*WHAT IS BEING ASKED*
Please retype each record exactly as it stands below.

App and web page records:
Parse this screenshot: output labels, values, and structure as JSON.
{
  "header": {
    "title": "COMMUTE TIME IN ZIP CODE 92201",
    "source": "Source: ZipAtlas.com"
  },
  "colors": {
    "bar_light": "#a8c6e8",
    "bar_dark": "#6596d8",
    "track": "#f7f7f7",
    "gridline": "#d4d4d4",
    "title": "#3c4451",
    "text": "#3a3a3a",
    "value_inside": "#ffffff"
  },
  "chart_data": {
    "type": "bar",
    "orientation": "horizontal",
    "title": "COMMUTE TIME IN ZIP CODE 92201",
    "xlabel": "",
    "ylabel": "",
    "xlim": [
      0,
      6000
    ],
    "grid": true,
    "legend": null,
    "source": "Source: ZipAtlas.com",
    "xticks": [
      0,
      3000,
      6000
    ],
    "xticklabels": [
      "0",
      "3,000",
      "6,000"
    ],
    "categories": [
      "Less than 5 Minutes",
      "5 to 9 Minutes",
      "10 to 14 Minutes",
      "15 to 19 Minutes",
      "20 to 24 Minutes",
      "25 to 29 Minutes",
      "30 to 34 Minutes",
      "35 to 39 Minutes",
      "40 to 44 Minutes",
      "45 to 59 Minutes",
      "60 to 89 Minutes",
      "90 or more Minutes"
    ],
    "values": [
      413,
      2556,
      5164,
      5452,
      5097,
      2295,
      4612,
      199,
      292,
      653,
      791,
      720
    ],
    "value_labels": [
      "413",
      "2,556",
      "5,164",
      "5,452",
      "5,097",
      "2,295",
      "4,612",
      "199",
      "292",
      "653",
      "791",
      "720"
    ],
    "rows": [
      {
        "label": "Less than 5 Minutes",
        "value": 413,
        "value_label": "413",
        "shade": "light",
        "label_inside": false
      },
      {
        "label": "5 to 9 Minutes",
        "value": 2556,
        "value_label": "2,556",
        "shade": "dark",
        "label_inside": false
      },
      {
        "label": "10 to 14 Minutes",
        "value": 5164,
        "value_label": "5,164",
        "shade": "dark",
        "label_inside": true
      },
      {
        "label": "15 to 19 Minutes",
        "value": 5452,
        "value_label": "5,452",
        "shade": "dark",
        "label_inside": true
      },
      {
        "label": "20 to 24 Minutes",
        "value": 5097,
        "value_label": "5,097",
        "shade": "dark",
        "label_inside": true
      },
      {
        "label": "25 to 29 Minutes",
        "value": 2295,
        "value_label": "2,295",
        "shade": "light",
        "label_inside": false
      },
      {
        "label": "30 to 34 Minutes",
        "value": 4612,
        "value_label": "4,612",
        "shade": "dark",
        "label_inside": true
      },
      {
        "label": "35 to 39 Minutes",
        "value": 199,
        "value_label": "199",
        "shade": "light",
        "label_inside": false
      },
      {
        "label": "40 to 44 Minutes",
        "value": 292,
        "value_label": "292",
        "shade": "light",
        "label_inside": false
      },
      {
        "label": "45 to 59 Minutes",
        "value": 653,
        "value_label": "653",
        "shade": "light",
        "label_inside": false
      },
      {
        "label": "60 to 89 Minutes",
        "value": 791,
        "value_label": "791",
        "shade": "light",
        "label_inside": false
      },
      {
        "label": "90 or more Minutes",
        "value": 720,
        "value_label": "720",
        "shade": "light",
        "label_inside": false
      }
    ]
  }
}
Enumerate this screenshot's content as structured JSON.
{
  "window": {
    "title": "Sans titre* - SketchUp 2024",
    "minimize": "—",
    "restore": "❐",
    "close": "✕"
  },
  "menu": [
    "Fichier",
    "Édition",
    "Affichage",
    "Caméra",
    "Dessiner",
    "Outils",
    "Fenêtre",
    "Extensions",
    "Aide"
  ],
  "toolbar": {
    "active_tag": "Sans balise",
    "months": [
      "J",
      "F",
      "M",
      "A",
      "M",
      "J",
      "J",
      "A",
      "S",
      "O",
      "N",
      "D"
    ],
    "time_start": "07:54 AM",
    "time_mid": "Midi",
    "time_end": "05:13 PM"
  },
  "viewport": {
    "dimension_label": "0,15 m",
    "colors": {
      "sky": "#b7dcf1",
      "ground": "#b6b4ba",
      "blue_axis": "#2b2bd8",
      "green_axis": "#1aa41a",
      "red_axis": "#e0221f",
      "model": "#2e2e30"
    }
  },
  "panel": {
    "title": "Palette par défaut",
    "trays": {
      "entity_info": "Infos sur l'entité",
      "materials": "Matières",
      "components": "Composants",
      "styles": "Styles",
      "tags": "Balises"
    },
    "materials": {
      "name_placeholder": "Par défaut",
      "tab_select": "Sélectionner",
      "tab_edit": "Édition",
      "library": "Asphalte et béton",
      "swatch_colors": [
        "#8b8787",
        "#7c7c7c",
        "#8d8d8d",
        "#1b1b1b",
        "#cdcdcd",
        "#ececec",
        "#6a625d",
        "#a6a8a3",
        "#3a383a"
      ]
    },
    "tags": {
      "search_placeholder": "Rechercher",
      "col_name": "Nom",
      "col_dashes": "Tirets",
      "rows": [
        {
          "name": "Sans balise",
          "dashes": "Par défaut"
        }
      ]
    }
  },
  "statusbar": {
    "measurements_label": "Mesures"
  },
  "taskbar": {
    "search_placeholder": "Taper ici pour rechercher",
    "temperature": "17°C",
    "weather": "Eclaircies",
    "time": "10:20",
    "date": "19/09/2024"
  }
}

*SOLVED EXERCISE*
Parse this screenshot: output labels, values, and structure as JSON.
{
  "header": {
    "title": "COMMUTE TIME IN ZIP CODE 92201",
    "source": "Source: ZipAtlas.com"
  },
  "colors": {
    "bar_light": "#a8c6e8",
    "bar_dark": "#6596d8",
    "track": "#f7f7f7",
    "gridline": "#d4d4d4",
    "title": "#3c4451",
    "text": "#3a3a3a",
    "value_inside": "#ffffff"
  },
  "chart_data": {
    "type": "bar",
    "orientation": "horizontal",
    "title": "COMMUTE TIME IN ZIP CODE 92201",
    "xlabel": "",
    "ylabel": "",
    "xlim": [
      0,
      6000
    ],
    "grid": true,
    "legend": null,
    "source": "Source: ZipAtlas.com",
    "xticks": [
      0,
      3000,
      6000
    ],
    "xticklabels": [
      "0",
      "3,000",
      "6,000"
    ],
    "categories": [
      "Less than 5 Minutes",
      "5 to 9 Minutes",
      "10 to 14 Minutes",
      "15 to 19 Minutes",
      "20 to 24 Minutes",
      "25 to 29 Minutes",
      "30 to 34 Minutes",
      "35 to 39 Minutes",
      "40 to 44 Minutes",
      "45 to 59 Minutes",
      "60 to 89 Minutes",
      "90 or more Minutes"
    ],
    "values": [
      413,
      2556,
      5164,
      5452,
      5097,
      2295,
      4612,
      199,
      292,
      653,
      791,
      720
    ],
    "value_labels": [
      "413",
      "2,556",
      "5,164",
      "5,452",
      "5,097",
      "2,295",
      "4,612",
      "199",
      "292",
      "653",
      "791",
      "720"
    ],
    "rows": [
      {
        "label": "Less than 5 Minutes",
        "value": 413,
        "value_label": "413",
        "shade": "light",
        "label_inside": false
      },
      {
        "label": "5 to 9 Minutes",
        "value": 2556,
        "value_label": "2,556",
        "shade": "dark",
        "label_inside": false
      },
      {
        "label": "10 to 14 Minutes",
        "value": 5164,
        "value_label": "5,164",
        "shade": "dark",
        "label_inside": true
      },
      {
        "label": "15 to 19 Minutes",
        "value": 5452,
        "value_label": "5,452",
        "shade": "dark",
        "label_inside": true
      },
      {
        "label": "20 to 24 Minutes",
        "value": 5097,
        "value_label": "5,097",
        "shade": "dark",
        "label_inside": true
      },
      {
        "label": "25 to 29 Minutes",
        "value": 2295,
        "value_label": "2,295",
        "shade": "light",
        "label_inside": false
      },
      {
        "label": "30 to 34 Minutes",
        "value": 4612,
        "value_label": "4,612",
        "shade": "dark",
        "label_inside": true
      },
      {
        "label": "35 to 39 Minutes",
        "value": 199,
        "value_label": "199",
        "shade": "light",
        "label_inside": false
      },
      {
        "label": "40 to 44 Minutes",
        "value": 292,
        "value_label": "292",
        "shade": "light",
        "label_inside": false
      },
      {
        "label": "45 to 59 Minutes",
        "value": 653,
        "value_label": "653",
        "shade": "light",
        "label_inside": false
      },
      {
        "label": "60 to 89 Minutes",
        "value": 791,
        "value_label": "791",
        "shade": "light",
        "label_inside": false
      },
      {
        "label": "90 or more Minutes",
        "value": 720,
        "value_label": "720",
        "shade": "light",
        "label_inside": false
      }
    ]
  }
}
Enumerate this screenshot's content as structured JSON.
{
  "window": {
    "title": "Sans titre* - SketchUp 2024",
    "minimize": "—",
    "restore": "❐",
    "close": "✕"
  },
  "menu": [
    "Fichier",
    "Édition",
    "Affichage",
    "Caméra",
    "Dessiner",
    "Outils",
    "Fenêtre",
    "Extensions",
    "Aide"
  ],
  "toolbar": {
    "active_tag": "Sans balise",
    "months": [
      "J",
      "F",
      "M",
      "A",
      "M",
      "J",
      "J",
      "A",
      "S",
      "O",
      "N",
      "D"
    ],
    "time_start": "07:54 AM",
    "time_mid": "Midi",
    "time_end": "05:13 PM"
  },
  "viewport": {
    "dimension_label": "0,15 m",
    "colors": {
      "sky": "#b7dcf1",
      "ground": "#b6b4ba",
      "blue_axis": "#2b2bd8",
      "green_axis": "#1aa41a",
      "red_axis": "#e0221f",
      "model": "#2e2e30"
    }
  },
  "panel": {
    "title": "Palette par défaut",
    "trays": {
      "entity_info": "Infos sur l'entité",
      "materials": "Matières",
      "components": "Composants",
      "styles": "Styles",
      "tags": "Balises"
    },
    "materials": {
      "name_placeholder": "Par défaut",
      "tab_select": "Sélectionner",
      "tab_edit": "Édition",
      "library": "Asphalte et béton",
      "swatch_colors": [
        "#8b8787",
        "#7c7c7c",
        "#8d8d8d",
        "#1b1b1b",
        "#cdcdcd",
        "#ececec",
        "#6a625d",
        "#a6a8a3",
        "#3a383a"
      ]
    },
    "tags": {
      "search_placeholder": "Rechercher",
      "col_name": "Nom",
      "col_dashes": "Tirets",
      "rows": [
        {
          "name": "Sans balise",
          "dashes": "Par défaut"
        }
      ]
    }
  },
  "statusbar": {
    "measurements_label": "Mesures"
  },
  "taskbar": {
    "search_placeholder": "Taper ici pour rechercher",
    "temperature": "17°C",
    "weather": "Eclaircies",
    "time": "10:20",
    "date": "19/09/2024"
  }
}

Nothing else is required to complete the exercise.